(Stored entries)
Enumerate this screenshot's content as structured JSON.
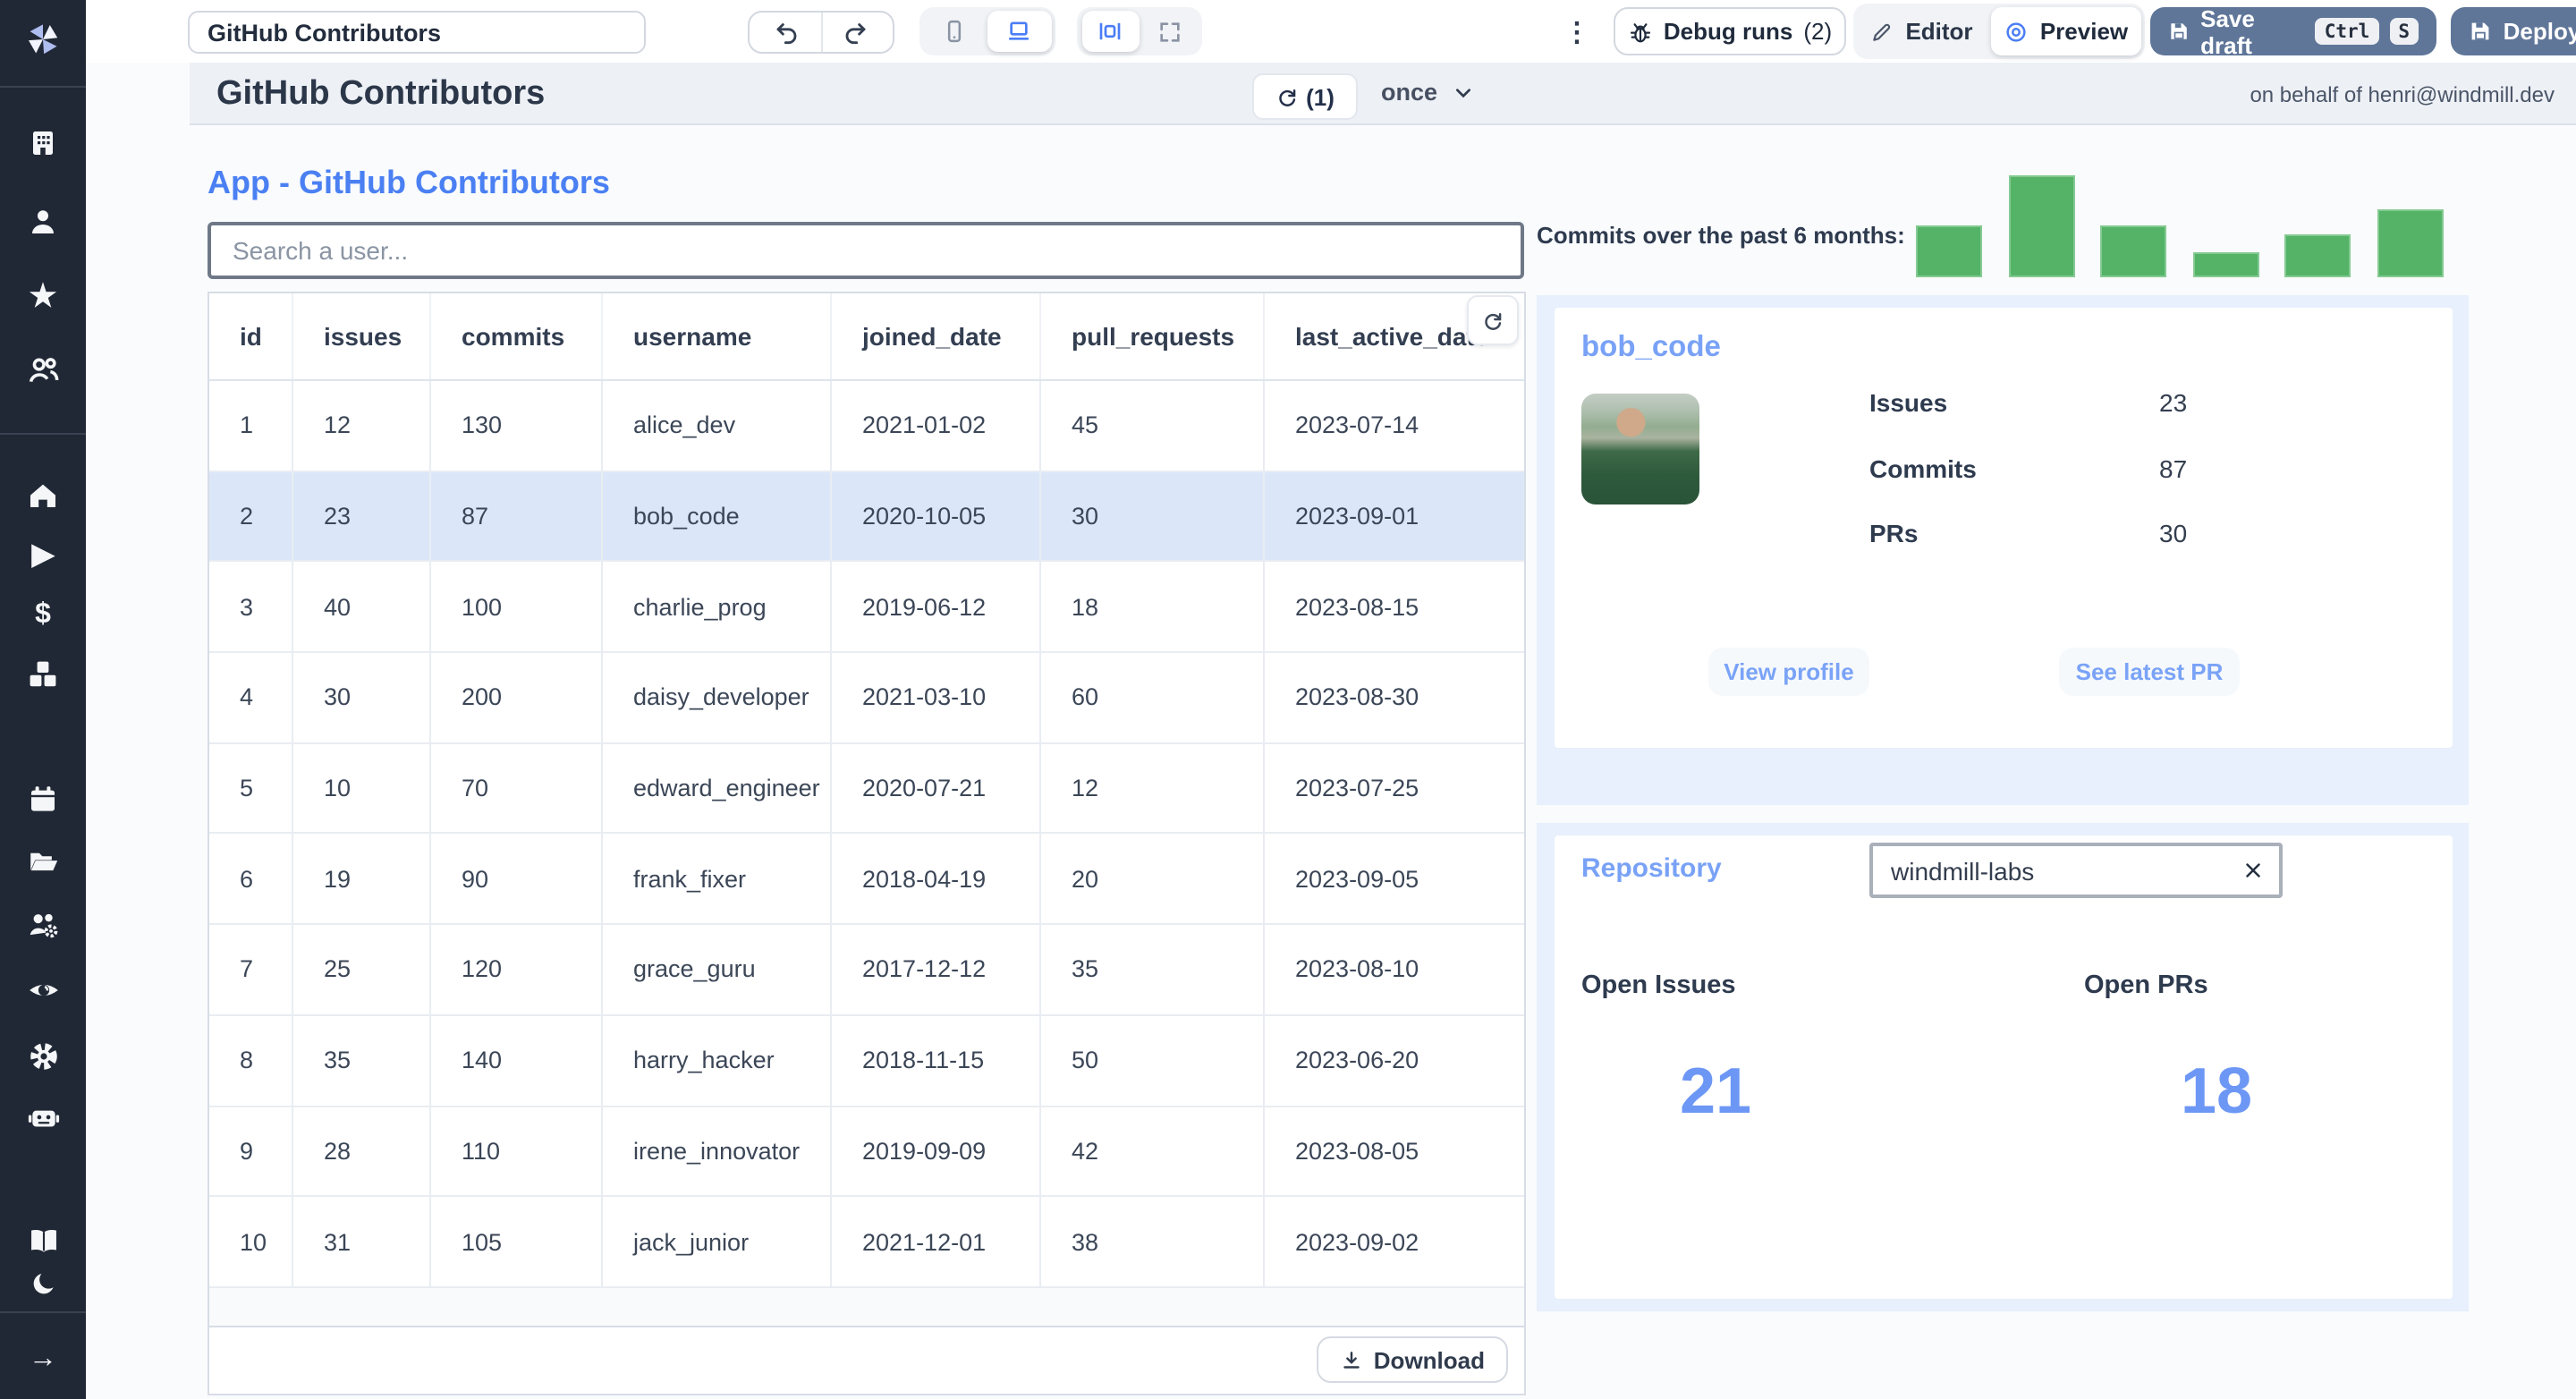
{
  "colors": {
    "accent_blue": "#4b80f3",
    "light_blue_text": "#79a2f6",
    "metric_blue": "#6d97f5",
    "bar_green": "#54b367",
    "section_bg": "#e7f0fc",
    "selected_row": "#dbe7f8",
    "slate_button": "#5f7699",
    "sidebar_bg": "#212835"
  },
  "sidebar": {
    "icons": [
      "windmill-logo",
      "building",
      "user",
      "star",
      "users",
      "home",
      "play",
      "dollar",
      "boxes",
      "calendar",
      "folder-open",
      "users-gear",
      "eye",
      "gear",
      "robot",
      "book-open",
      "moon",
      "arrow-right"
    ]
  },
  "topbar": {
    "app_title_input": "GitHub Contributors",
    "debug_runs_label": "Debug runs",
    "debug_runs_count": "(2)",
    "editor_label": "Editor",
    "preview_label": "Preview",
    "save_draft_label": "Save draft",
    "kbd_ctrl": "Ctrl",
    "kbd_s": "S",
    "deploy_label": "Deploy"
  },
  "app_header": {
    "title": "GitHub Contributors",
    "refresh_count": "(1)",
    "schedule_label": "once",
    "on_behalf": "on behalf of henri@windmill.dev"
  },
  "main": {
    "heading": "App - GitHub Contributors",
    "search_placeholder": "Search a user...",
    "table": {
      "columns": [
        "id",
        "issues",
        "commits",
        "username",
        "joined_date",
        "pull_requests",
        "last_active_date"
      ],
      "rows": [
        [
          "1",
          "12",
          "130",
          "alice_dev",
          "2021-01-02",
          "45",
          "2023-07-14"
        ],
        [
          "2",
          "23",
          "87",
          "bob_code",
          "2020-10-05",
          "30",
          "2023-09-01"
        ],
        [
          "3",
          "40",
          "100",
          "charlie_prog",
          "2019-06-12",
          "18",
          "2023-08-15"
        ],
        [
          "4",
          "30",
          "200",
          "daisy_developer",
          "2021-03-10",
          "60",
          "2023-08-30"
        ],
        [
          "5",
          "10",
          "70",
          "edward_engineer",
          "2020-07-21",
          "12",
          "2023-07-25"
        ],
        [
          "6",
          "19",
          "90",
          "frank_fixer",
          "2018-04-19",
          "20",
          "2023-09-05"
        ],
        [
          "7",
          "25",
          "120",
          "grace_guru",
          "2017-12-12",
          "35",
          "2023-08-10"
        ],
        [
          "8",
          "35",
          "140",
          "harry_hacker",
          "2018-11-15",
          "50",
          "2023-06-20"
        ],
        [
          "9",
          "28",
          "110",
          "irene_innovator",
          "2019-09-09",
          "42",
          "2023-08-05"
        ],
        [
          "10",
          "31",
          "105",
          "jack_junior",
          "2021-12-01",
          "38",
          "2023-09-02"
        ]
      ],
      "selected_row_index": 1,
      "download_label": "Download"
    }
  },
  "chart_data": {
    "type": "bar",
    "title": "Commits over the past 6 months:",
    "categories": [
      "",
      "",
      "",
      "",
      "",
      ""
    ],
    "values": [
      60,
      120,
      60,
      30,
      50,
      80
    ],
    "ylim": [
      0,
      120
    ],
    "bar_color": "#54b367",
    "grid": false,
    "legend": false
  },
  "contributor_card": {
    "username": "bob_code",
    "stats": [
      {
        "label": "Issues",
        "value": "23"
      },
      {
        "label": "Commits",
        "value": "87"
      },
      {
        "label": "PRs",
        "value": "30"
      }
    ],
    "buttons": [
      "View profile",
      "See latest PR"
    ]
  },
  "repository_card": {
    "title": "Repository",
    "input_value": "windmill-labs",
    "open_issues_label": "Open Issues",
    "open_issues_value": "21",
    "open_prs_label": "Open PRs",
    "open_prs_value": "18"
  }
}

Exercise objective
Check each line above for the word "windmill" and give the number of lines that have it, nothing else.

Output for this exercise
3